There was a detailed rehearsal of the arguments of defence and prosecution that seemed not to want to end. There was even an abrupt bathroom break at a moment of excruciating tension that provoked groans from the hardy patrons of Court C. The red-robed magistrate, Desmond Nair, was acutely aware of his global audience as he delivered his ruling in Oscar Pistorius’s bail hearing. He took his 15 minutes of fame and stretched them out to 105.

When the moment finally came it found the fallen hero, whose sobbing has been testimony to his stamina as well as his inner turmoil, becalmed. His grey-suited shoulders shook, his head dropped and he said nothing. His family, who have sat within touching distance of him during proceedings, showed relief rather than joy. It was left to the hulking frame of Fubes Danor, a family friend acting as bodyguard to the Pistorius clan, to shout, “Yes”.

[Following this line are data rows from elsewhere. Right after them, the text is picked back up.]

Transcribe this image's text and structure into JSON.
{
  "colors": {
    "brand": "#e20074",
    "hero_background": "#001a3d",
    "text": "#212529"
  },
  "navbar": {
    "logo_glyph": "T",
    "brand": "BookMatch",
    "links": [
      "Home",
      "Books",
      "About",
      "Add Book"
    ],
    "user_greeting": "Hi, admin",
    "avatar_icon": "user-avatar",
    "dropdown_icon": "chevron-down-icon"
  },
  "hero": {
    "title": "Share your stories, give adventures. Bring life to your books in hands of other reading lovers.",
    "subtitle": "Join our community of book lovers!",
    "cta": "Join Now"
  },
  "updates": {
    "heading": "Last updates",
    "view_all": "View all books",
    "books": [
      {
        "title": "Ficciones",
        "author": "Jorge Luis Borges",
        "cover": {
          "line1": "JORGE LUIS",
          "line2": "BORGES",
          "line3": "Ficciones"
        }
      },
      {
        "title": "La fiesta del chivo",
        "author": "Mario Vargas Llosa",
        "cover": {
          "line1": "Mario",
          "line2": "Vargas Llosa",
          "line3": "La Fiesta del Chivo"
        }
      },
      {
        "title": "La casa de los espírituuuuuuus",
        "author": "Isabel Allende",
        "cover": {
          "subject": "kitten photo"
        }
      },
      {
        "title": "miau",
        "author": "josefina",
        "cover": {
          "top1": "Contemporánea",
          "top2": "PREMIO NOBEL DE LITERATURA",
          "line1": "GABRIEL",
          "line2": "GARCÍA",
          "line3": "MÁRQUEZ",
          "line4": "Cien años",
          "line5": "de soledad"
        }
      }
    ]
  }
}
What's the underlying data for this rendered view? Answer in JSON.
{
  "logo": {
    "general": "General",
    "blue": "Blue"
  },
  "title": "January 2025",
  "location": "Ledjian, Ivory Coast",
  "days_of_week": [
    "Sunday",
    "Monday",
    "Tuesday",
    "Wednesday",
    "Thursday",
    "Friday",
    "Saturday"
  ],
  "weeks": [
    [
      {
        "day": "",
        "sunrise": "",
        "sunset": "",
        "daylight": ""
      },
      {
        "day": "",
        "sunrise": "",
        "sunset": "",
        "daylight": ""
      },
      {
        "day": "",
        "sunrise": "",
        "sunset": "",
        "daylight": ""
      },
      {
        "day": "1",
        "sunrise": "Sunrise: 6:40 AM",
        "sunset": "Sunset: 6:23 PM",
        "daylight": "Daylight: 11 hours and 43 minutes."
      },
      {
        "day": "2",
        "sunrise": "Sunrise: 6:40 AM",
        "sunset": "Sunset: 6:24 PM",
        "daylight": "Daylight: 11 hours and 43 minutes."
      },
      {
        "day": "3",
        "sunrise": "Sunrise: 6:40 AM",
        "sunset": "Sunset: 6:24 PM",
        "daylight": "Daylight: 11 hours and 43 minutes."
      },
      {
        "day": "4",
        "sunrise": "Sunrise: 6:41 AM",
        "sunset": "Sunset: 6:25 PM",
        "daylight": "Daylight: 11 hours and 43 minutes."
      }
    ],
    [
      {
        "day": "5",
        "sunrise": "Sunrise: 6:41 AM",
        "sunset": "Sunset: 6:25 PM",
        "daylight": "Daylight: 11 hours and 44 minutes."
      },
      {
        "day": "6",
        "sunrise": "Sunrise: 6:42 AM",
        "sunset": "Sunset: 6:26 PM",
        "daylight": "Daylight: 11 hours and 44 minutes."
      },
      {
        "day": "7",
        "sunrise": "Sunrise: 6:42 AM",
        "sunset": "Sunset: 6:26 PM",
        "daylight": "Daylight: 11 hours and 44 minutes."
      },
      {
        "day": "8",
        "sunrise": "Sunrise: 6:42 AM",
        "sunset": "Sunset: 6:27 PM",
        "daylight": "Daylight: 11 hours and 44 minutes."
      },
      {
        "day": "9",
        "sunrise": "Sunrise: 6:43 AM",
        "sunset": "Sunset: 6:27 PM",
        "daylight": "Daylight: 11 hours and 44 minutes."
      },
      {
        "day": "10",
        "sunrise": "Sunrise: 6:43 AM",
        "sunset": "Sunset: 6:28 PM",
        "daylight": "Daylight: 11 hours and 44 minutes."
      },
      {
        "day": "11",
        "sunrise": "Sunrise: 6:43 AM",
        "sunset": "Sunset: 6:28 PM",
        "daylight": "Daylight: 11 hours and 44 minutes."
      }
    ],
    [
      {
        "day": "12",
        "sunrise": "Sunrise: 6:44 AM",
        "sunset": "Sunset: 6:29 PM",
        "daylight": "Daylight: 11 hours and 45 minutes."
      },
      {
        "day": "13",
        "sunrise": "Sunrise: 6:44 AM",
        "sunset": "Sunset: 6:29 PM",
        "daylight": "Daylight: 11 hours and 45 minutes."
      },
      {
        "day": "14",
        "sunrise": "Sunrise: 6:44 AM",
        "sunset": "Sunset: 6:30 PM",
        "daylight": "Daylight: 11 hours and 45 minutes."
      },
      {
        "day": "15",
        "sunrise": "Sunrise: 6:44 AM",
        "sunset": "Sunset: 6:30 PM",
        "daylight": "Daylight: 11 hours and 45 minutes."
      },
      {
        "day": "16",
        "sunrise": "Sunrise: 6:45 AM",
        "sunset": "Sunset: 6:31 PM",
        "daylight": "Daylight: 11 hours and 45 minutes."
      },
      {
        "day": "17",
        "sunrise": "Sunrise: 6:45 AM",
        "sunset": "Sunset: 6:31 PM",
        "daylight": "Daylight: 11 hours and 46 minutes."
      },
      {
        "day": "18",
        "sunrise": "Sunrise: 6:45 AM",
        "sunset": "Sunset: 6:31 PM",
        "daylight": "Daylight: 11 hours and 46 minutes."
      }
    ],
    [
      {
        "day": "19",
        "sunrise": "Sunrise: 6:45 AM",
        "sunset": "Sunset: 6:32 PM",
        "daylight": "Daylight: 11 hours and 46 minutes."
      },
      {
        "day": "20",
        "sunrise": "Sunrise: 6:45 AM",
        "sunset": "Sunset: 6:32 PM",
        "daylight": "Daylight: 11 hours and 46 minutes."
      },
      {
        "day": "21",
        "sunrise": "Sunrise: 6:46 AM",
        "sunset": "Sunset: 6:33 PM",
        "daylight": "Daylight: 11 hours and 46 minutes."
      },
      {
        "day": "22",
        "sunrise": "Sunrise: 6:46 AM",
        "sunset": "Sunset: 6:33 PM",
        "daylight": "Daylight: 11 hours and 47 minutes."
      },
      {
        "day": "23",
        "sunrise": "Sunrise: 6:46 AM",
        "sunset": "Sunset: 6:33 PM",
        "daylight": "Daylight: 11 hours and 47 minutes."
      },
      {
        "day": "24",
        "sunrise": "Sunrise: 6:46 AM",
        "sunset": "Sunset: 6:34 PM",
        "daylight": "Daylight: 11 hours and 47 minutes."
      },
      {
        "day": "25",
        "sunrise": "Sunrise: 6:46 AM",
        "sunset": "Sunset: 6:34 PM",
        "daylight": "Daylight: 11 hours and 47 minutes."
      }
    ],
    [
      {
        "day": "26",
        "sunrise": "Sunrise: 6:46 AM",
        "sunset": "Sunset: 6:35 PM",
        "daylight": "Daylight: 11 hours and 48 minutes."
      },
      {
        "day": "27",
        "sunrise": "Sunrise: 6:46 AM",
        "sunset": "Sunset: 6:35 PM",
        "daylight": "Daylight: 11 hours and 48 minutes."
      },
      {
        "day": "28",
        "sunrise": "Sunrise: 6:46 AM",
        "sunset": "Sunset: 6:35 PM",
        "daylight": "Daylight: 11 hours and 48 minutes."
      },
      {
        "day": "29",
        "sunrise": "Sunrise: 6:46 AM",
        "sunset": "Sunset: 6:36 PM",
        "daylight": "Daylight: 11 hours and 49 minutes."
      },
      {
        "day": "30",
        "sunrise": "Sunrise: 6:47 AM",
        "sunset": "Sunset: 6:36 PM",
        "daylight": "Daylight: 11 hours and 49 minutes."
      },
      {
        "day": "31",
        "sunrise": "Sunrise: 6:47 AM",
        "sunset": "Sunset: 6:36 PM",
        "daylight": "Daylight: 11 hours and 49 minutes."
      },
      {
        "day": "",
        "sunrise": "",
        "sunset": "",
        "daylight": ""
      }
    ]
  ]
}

The mixture of raw emotion, slow-paced procedural law and extraordinary tension that marked the rest of the week was given its fullest expression in the closing hours. Defence counsel Barry Roux, the top-dollar attorney who was the star turn of the bail hearings, captured the feelings of people all over the world when he said: “I’m just glad it’s over.”

From the reporters whose voluminous Tweets have fed the global appetite for forensic detail to the haunted court clerks who fought losing battles to bring order to the court, no one had experienced anything quite like it. Each day had begun with a battle to make it beyond the scrum of bystanders and cameras, under the striped tape, past the exhausted security men and through the heavy wooden doors of Court C.

In the gallery, among the Pistorius women in the best of their wardrobes were the green-swathed ladies of ANC women’s league, and the gangster chic of Kenny Kunene, Johannesburg’s “Mr Sushi”, an ex-convict turned impresario. In the claustrophobic heat, the effect was something between a television reality show and a Bikram yoga studio.

Mr Nair, by turns teased and indulged the media desperate for fresh pictures of the accused. No images were allowed while the magistrate was in court but at dramatic moments in proceedings when the Paralympian wept openly the canny magistrate would up and leave the court before Mr Pistorius, thereby exposing him to a barrage of flash photography. It was a stationary equivalent of what is known in the United States as the “perp walk”.